But one of the things I like to do is to cook, sweet things, with sugar, not with salt.Â Now that I'm here in Wimbledon in the house, I'm like doing the dessert sometimes.Â I know it's not good for me, but it's how I like to spend time.
Q.Â You talk a lot about your poker face, your need to keep a poker face.Â How hard is that for you?Â Why do you feel the need to keep it kind of all kept in?
GARBINE MUGURUZA:Â Well, I think you have to be calm all the time because the other one is playing against you, so she's looking at you, seeing how you feel, you know, trying to see your weakness.
I think it's important to be strong, you know, to be calm.Â Especially because is my first time here.Â Like, I don't have a lot of experience playing these kind of matches.Â So, you know, I just say to myself, Be calm.Â This is what's going to make you, you know, be good on the court.Â Don't be afraid.
Q.Â This is your first big run at Wimbledon, but you've had the big runs at the French Open.Â How have those taught you about yourself and how to handle the pressure, the media pressure, and how to handle a Grand Slam coming into the later stages?
GARBINE MUGURUZA:Â Obviously in Roland Garros, it helps me a lot, for this match, for the other match, because every time you go to the court to play these important matches, you feel, Okay, I've been here before.Â I know what I have to do.Â I know how should I react or what I have to think before the match.
You learn things.
So the most matches you play like this, then you're going to be like more, you know, I know what I have to do, so...
Q.Â You're very calm in a great way in this situation.Â Deep down inside, what are you trying to find?Â Obviously a final is a whole different story.Â What are you going to try to dig deep in and try to find that maybe you haven't had before?

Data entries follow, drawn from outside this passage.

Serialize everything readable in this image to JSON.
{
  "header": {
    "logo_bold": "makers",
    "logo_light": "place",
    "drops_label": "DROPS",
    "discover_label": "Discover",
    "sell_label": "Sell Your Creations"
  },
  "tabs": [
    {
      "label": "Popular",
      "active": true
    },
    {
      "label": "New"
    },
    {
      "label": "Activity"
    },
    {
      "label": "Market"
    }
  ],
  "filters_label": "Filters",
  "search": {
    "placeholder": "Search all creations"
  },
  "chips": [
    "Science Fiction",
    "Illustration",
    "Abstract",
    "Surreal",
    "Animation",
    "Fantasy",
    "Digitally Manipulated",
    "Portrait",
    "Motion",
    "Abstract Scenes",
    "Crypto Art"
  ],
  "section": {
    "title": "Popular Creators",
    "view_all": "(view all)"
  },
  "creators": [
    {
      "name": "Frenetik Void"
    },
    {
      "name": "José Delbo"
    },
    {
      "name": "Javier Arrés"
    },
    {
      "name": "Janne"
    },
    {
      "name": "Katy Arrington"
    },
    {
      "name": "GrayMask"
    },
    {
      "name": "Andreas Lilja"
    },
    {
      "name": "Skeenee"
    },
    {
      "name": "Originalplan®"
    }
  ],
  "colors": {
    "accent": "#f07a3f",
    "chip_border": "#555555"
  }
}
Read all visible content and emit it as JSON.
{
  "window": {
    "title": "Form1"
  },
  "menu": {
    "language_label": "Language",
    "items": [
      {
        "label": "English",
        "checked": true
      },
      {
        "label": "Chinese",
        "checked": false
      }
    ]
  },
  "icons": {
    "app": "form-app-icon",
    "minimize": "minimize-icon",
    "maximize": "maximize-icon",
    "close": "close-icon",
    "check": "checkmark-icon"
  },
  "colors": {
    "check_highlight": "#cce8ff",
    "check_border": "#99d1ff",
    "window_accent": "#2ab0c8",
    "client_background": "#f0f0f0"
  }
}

GARBINE MUGURUZA:Â I don't know.Â What?
Q.Â Emotionally, what do you want to get out of yourself?Â This is going to be the stage of all time for you.

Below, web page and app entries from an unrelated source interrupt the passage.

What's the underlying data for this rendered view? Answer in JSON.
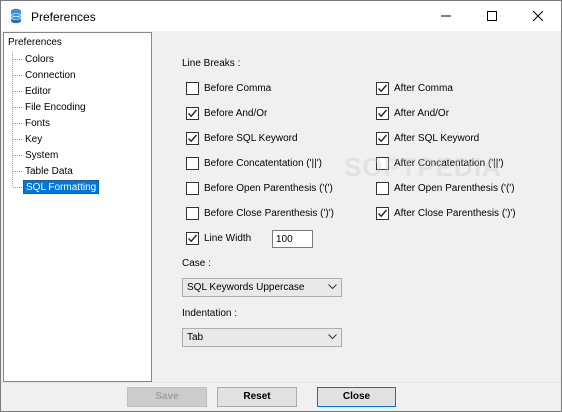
{
  "window": {
    "title": "Preferences",
    "icon": "database-icon"
  },
  "tree": {
    "root": "Preferences",
    "items": [
      {
        "label": "Colors"
      },
      {
        "label": "Connection"
      },
      {
        "label": "Editor"
      },
      {
        "label": "File Encoding"
      },
      {
        "label": "Fonts"
      },
      {
        "label": "Key"
      },
      {
        "label": "System"
      },
      {
        "label": "Table Data"
      },
      {
        "label": "SQL Formatting",
        "selected": true
      }
    ]
  },
  "line_breaks": {
    "heading": "Line Breaks :",
    "before_comma": {
      "label": "Before Comma",
      "checked": false
    },
    "after_comma": {
      "label": "After Comma",
      "checked": true
    },
    "before_and_or": {
      "label": "Before And/Or",
      "checked": true
    },
    "after_and_or": {
      "label": "After And/Or",
      "checked": true
    },
    "before_sql_keyword": {
      "label": "Before SQL Keyword",
      "checked": true
    },
    "after_sql_keyword": {
      "label": "After SQL Keyword",
      "checked": true
    },
    "before_concatenation": {
      "label": "Before Concatentation ('||')",
      "checked": false
    },
    "after_concatenation": {
      "label": "After Concatentation ('||')",
      "checked": false
    },
    "before_open_paren": {
      "label": "Before Open Parenthesis ('(')",
      "checked": false
    },
    "after_open_paren": {
      "label": "After Open Parenthesis ('(')",
      "checked": false
    },
    "before_close_paren": {
      "label": "Before Close Parenthesis (')')",
      "checked": false
    },
    "after_close_paren": {
      "label": "After Close Parenthesis (')')",
      "checked": true
    },
    "line_width": {
      "label": "Line Width",
      "checked": true,
      "value": "100"
    }
  },
  "case": {
    "label": "Case :",
    "selected": "SQL Keywords Uppercase"
  },
  "indentation": {
    "label": "Indentation :",
    "selected": "Tab"
  },
  "buttons": {
    "save": "Save",
    "reset": "Reset",
    "close": "Close"
  },
  "watermark": "SOFTPEDIA",
  "colors": {
    "selection": "#0078d7",
    "dialog_bg": "#f0f0f0"
  }
}
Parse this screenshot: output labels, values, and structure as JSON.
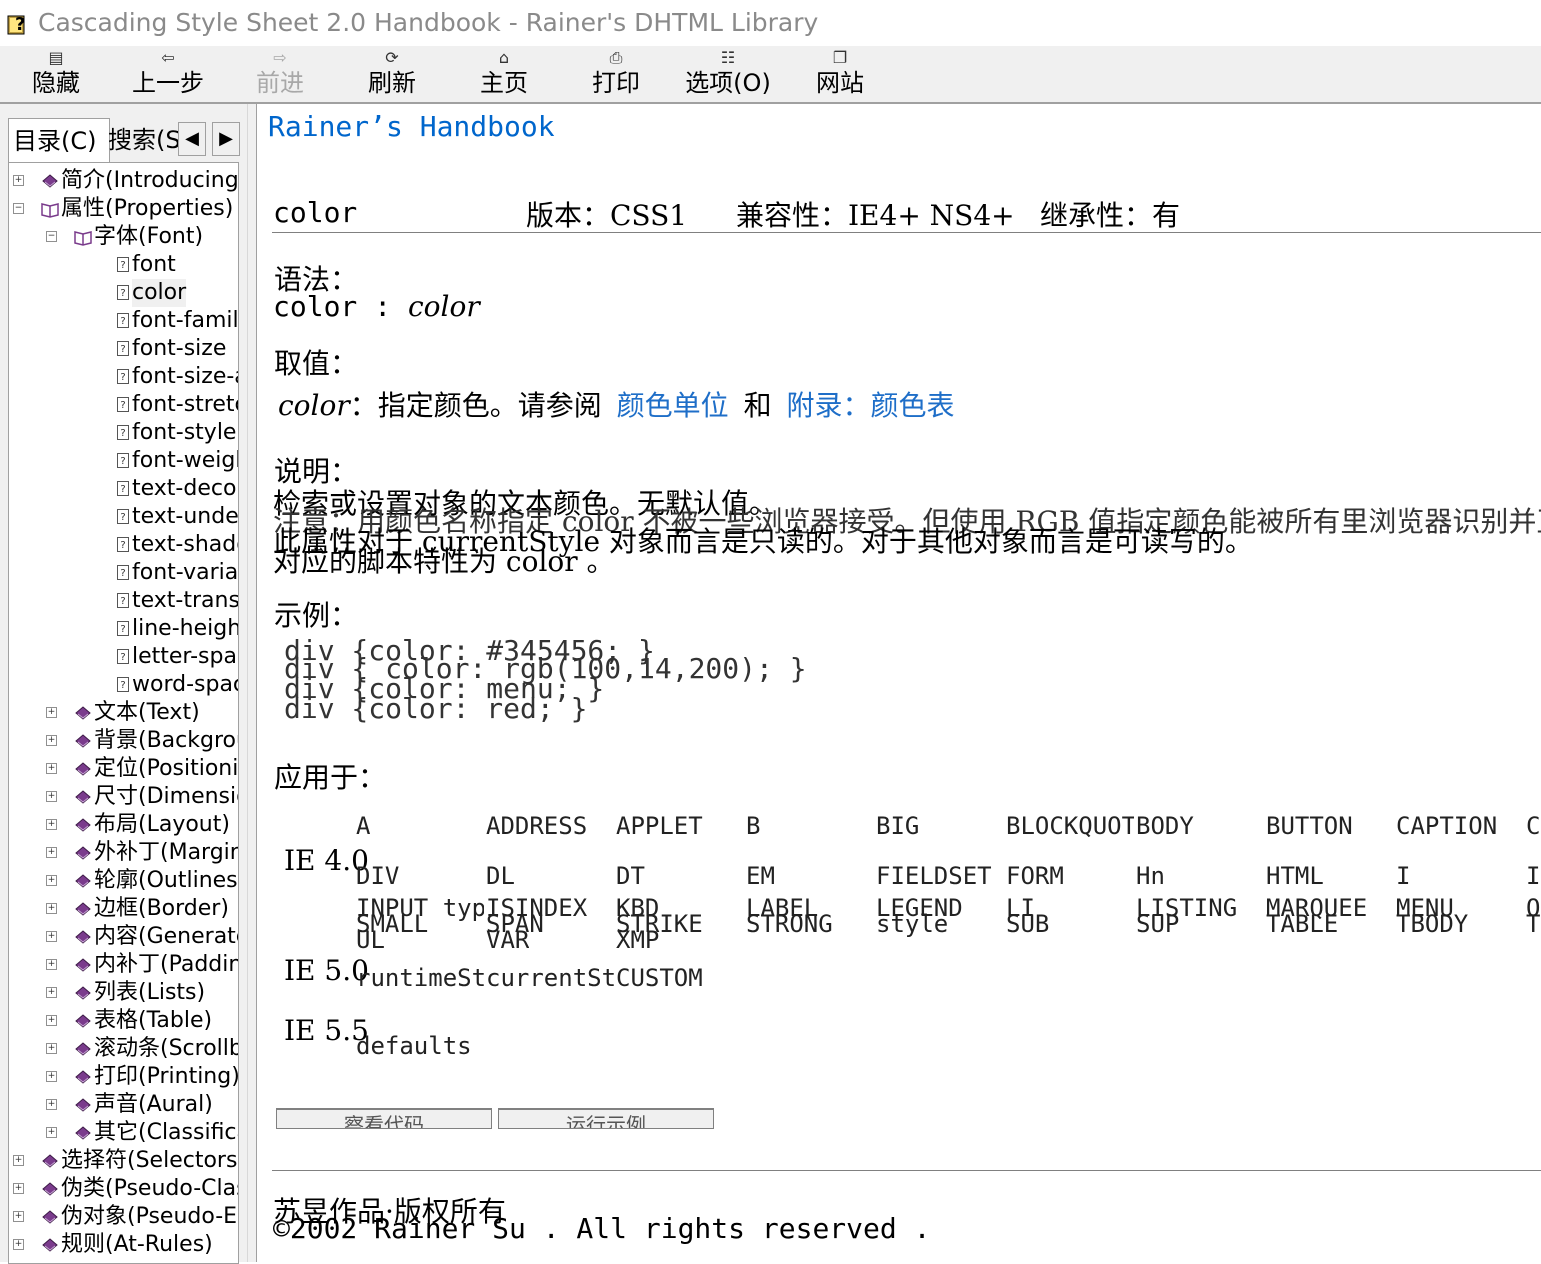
{
  "window": {
    "title": "Cascading Style Sheet 2.0 Handbook - Rainer's DHTML Library",
    "icon": "help-book-icon"
  },
  "toolbar": {
    "hide": {
      "label": "隐藏",
      "icon": "hide-icon"
    },
    "back": {
      "label": "上一步",
      "icon": "back-icon"
    },
    "forward": {
      "label": "前进",
      "icon": "forward-icon"
    },
    "refresh": {
      "label": "刷新",
      "icon": "refresh-icon"
    },
    "home": {
      "label": "主页",
      "icon": "home-icon"
    },
    "print": {
      "label": "打印",
      "icon": "print-icon"
    },
    "options": {
      "label": "选项(O)",
      "icon": "options-icon"
    },
    "web": {
      "label": "网站",
      "icon": "web-icon"
    }
  },
  "nav": {
    "tab_contents": "目录(C)",
    "tab_search": "搜索(S",
    "tree": [
      {
        "label": "简介(Introducing)",
        "type": "book",
        "expanded": false
      },
      {
        "label": "属性(Properties)",
        "type": "book-open",
        "expanded": true
      },
      {
        "label": "字体(Font)",
        "type": "book-open",
        "expanded": true
      },
      {
        "label": "font",
        "type": "page"
      },
      {
        "label": "color",
        "type": "page",
        "selected": true
      },
      {
        "label": "font-family",
        "type": "page"
      },
      {
        "label": "font-size",
        "type": "page"
      },
      {
        "label": "font-size-ad",
        "type": "page"
      },
      {
        "label": "font-stretch",
        "type": "page"
      },
      {
        "label": "font-style",
        "type": "page"
      },
      {
        "label": "font-weight",
        "type": "page"
      },
      {
        "label": "text-decora",
        "type": "page"
      },
      {
        "label": "text-underl",
        "type": "page"
      },
      {
        "label": "text-shadow",
        "type": "page"
      },
      {
        "label": "font-variant",
        "type": "page"
      },
      {
        "label": "text-transfo",
        "type": "page"
      },
      {
        "label": "line-height",
        "type": "page"
      },
      {
        "label": "letter-spaci",
        "type": "page"
      },
      {
        "label": "word-spaci",
        "type": "page"
      },
      {
        "label": "文本(Text)",
        "type": "book"
      },
      {
        "label": "背景(Backgrou",
        "type": "book"
      },
      {
        "label": "定位(Positionin",
        "type": "book"
      },
      {
        "label": "尺寸(Dimensio",
        "type": "book"
      },
      {
        "label": "布局(Layout)",
        "type": "book"
      },
      {
        "label": "外补丁(Margin",
        "type": "book"
      },
      {
        "label": "轮廓(Outlines)",
        "type": "book"
      },
      {
        "label": "边框(Border)",
        "type": "book"
      },
      {
        "label": "内容(Generate",
        "type": "book"
      },
      {
        "label": "内补丁(Paddin",
        "type": "book"
      },
      {
        "label": "列表(Lists)",
        "type": "book"
      },
      {
        "label": "表格(Table)",
        "type": "book"
      },
      {
        "label": "滚动条(Scrollba",
        "type": "book"
      },
      {
        "label": "打印(Printing)",
        "type": "book"
      },
      {
        "label": "声音(Aural)",
        "type": "book"
      },
      {
        "label": "其它(Classifica",
        "type": "book"
      },
      {
        "label": "选择符(Selectors)",
        "type": "book"
      },
      {
        "label": "伪类(Pseudo-Class",
        "type": "book"
      },
      {
        "label": "伪对象(Pseudo-Ele",
        "type": "book"
      },
      {
        "label": "规则(At-Rules)",
        "type": "book"
      }
    ]
  },
  "doc": {
    "header": "Rainer’s Handbook",
    "prop_name": "color",
    "version": "版本：CSS1",
    "compat": "兼容性：IE4+ NS4+",
    "inherit": "继承性：有",
    "syntax_label": "语法：",
    "syntax_prop": "color",
    "syntax_sep": ":",
    "syntax_val": "color",
    "values_label": "取值：",
    "value_term": "color",
    "value_desc": "：指定颜色。请参阅",
    "value_link1": "颜色单位",
    "value_and": "和",
    "value_link2": "附录：颜色表",
    "desc_label": "说明：",
    "desc_line1": "检索或设置对象的文本颜色。无默认值。",
    "note_line": "注意：用颜色名称指定 color 不被一些浏览器接受。但使用 RGB 值指定颜色能被所有里浏览器识别并正确显示。",
    "desc_line2": "此属性对于 currentStyle 对象而言是只读的。对于其他对象而言是可读写的。",
    "desc_line3": "对应的脚本特性为 color 。",
    "example_label": "示例：",
    "examples": [
      "div {color: #345456; }",
      "div { color: rgb(100,14,200); }",
      "div {color: menu; }",
      "div {color: red; }"
    ],
    "applies_label": "应用于：",
    "versions": [
      "IE 4.0",
      "IE 5.0",
      "IE 5.5"
    ],
    "ie4_row1": [
      "A",
      "ADDRESS",
      "APPLET",
      "B",
      "BIG",
      "BLOCKQUOTE",
      "BODY",
      "BUTTON",
      "CAPTION",
      "C"
    ],
    "ie4_row2": [
      "DIV",
      "DL",
      "DT",
      "EM",
      "FIELDSET",
      "FORM",
      "Hn",
      "HTML",
      "I",
      "I"
    ],
    "ie4_row3": [
      "INPUT type=text",
      "ISINDEX",
      "KBD",
      "LABEL",
      "LEGEND",
      "LI",
      "LISTING",
      "MARQUEE",
      "MENU",
      "O"
    ],
    "ie4_row4": [
      "SMALL",
      "SPAN",
      "STRIKE",
      "STRONG",
      "style",
      "SUB",
      "SUP",
      "TABLE",
      "TBODY",
      "T"
    ],
    "ie4_row5": [
      "UL",
      "VAR",
      "XMP"
    ],
    "ie5_row": [
      "runtimeStyle",
      "currentStyle",
      "CUSTOM"
    ],
    "ie55_row": [
      "defaults"
    ],
    "btn_view": "察看代码",
    "btn_run": "运行示例",
    "footer_author": "苏昱作品·版权所有",
    "footer_copy": "©2002 Rainer Su . All rights reserved ."
  }
}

GARBINE MUGURUZA:Â I'm trying, like, not to think too much.Â Okay, don't think I'm in the final.
On Sunday, I'm going to be...

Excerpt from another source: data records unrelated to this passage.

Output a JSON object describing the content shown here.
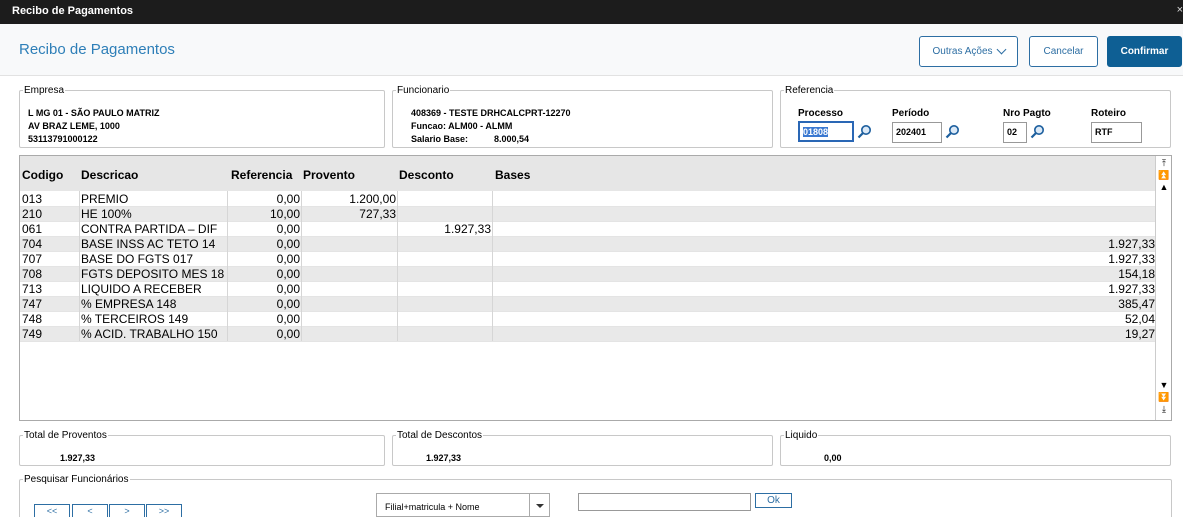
{
  "window": {
    "title": "Recibo de Pagamentos",
    "close": "×"
  },
  "header": {
    "title": "Recibo de Pagamentos",
    "outras_acoes": "Outras Ações",
    "cancelar": "Cancelar",
    "confirmar": "Confirmar"
  },
  "empresa": {
    "legend": "Empresa",
    "line1": "L MG 01  - SÃO PAULO MATRIZ",
    "line2": "AV BRAZ LEME, 1000",
    "line3": "53113791000122"
  },
  "funcionario": {
    "legend": "Funcionario",
    "line1": "408369 - TESTE DRHCALCPRT-12270",
    "line2": "Funcao: ALM00 - ALMM",
    "salario_label": "Salario Base:",
    "salario_value": "8.000,54"
  },
  "referencia": {
    "legend": "Referencia",
    "processo_label": "Processo",
    "processo_value": "01808",
    "periodo_label": "Período",
    "periodo_value": "202401",
    "nro_pagto_label": "Nro Pagto",
    "nro_pagto_value": "02",
    "roteiro_label": "Roteiro",
    "roteiro_value": "RTF"
  },
  "grid": {
    "columns": [
      "Codigo",
      "Descricao",
      "Referencia",
      "Provento",
      "Desconto",
      "Bases"
    ],
    "rows": [
      [
        "013",
        "PREMIO",
        "0,00",
        "1.200,00",
        "",
        ""
      ],
      [
        "210",
        "HE 100%",
        "10,00",
        "727,33",
        "",
        ""
      ],
      [
        "061",
        "CONTRA PARTIDA – DIF",
        "0,00",
        "",
        "1.927,33",
        ""
      ],
      [
        "704",
        "BASE INSS AC TETO 14",
        "0,00",
        "",
        "",
        "1.927,33"
      ],
      [
        "707",
        "BASE DO FGTS 017",
        "0,00",
        "",
        "",
        "1.927,33"
      ],
      [
        "708",
        "FGTS DEPOSITO MES 18",
        "0,00",
        "",
        "",
        "154,18"
      ],
      [
        "713",
        "LIQUIDO A RECEBER",
        "0,00",
        "",
        "",
        "1.927,33"
      ],
      [
        "747",
        "% EMPRESA 148",
        "0,00",
        "",
        "",
        "385,47"
      ],
      [
        "748",
        "% TERCEIROS 149",
        "0,00",
        "",
        "",
        "52,04"
      ],
      [
        "749",
        "% ACID. TRABALHO 150",
        "0,00",
        "",
        "",
        "19,27"
      ]
    ]
  },
  "totais": {
    "proventos_label": "Total de Proventos",
    "proventos_value": "1.927,33",
    "descontos_label": "Total de Descontos",
    "descontos_value": "1.927,33",
    "liquido_label": "Liquido",
    "liquido_value": "0,00"
  },
  "pesquisa": {
    "legend": "Pesquisar Funcionários",
    "nav": [
      "<<",
      "<",
      ">",
      ">>"
    ],
    "ordem": "Filial+matricula + Nome",
    "ok": "Ok"
  }
}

But now, I'm like, One more match.Â One more match.Â Don't think you're in the final Wimbledon, nothing.Â So I'm, like, trying to be silly, blocking all these ideas, yeah.
Q.Â You have many challenges now, even if you want to think only about Sunday.Â Sanchez and Martinez winning a lot.Â The top Spanish players are getting older.Â Nadal, Ferrer, Robredo.Â Do you see yourself in a way to be able to replace the image of all these players who may end their career while you are taking off?
GARBINE MUGURUZA:Â It's tough.Â In the men's in Spain, is amazing right now.Â You know, so many players.Â We say like the gold years of the Spanish tennis.
I think I'm doing good.Â I think I have a chance.Â There's also Carla from Spain.Â She's top 10.Â Maybe we can make the competition to the men's.
Q.Â Talk a little bit about changing your tactics and game.Â Obviously something Aga does well and did in that match.Â Do you have a good PlanB when Plan A is not working?
GARBINE MUGURUZA:Â I always try to stay focused to my game because is what I do best.Â This is what is going to make me win.
But is true that with these type of players, like Aga, she is playing dropshots, slice, lobs, all the time.Â So I have to be concentrate all the time in my plan and how I have to do to win the match.
Pretty much I stay focused to my game all the time.
FastScripts Transcript by ASAP Sports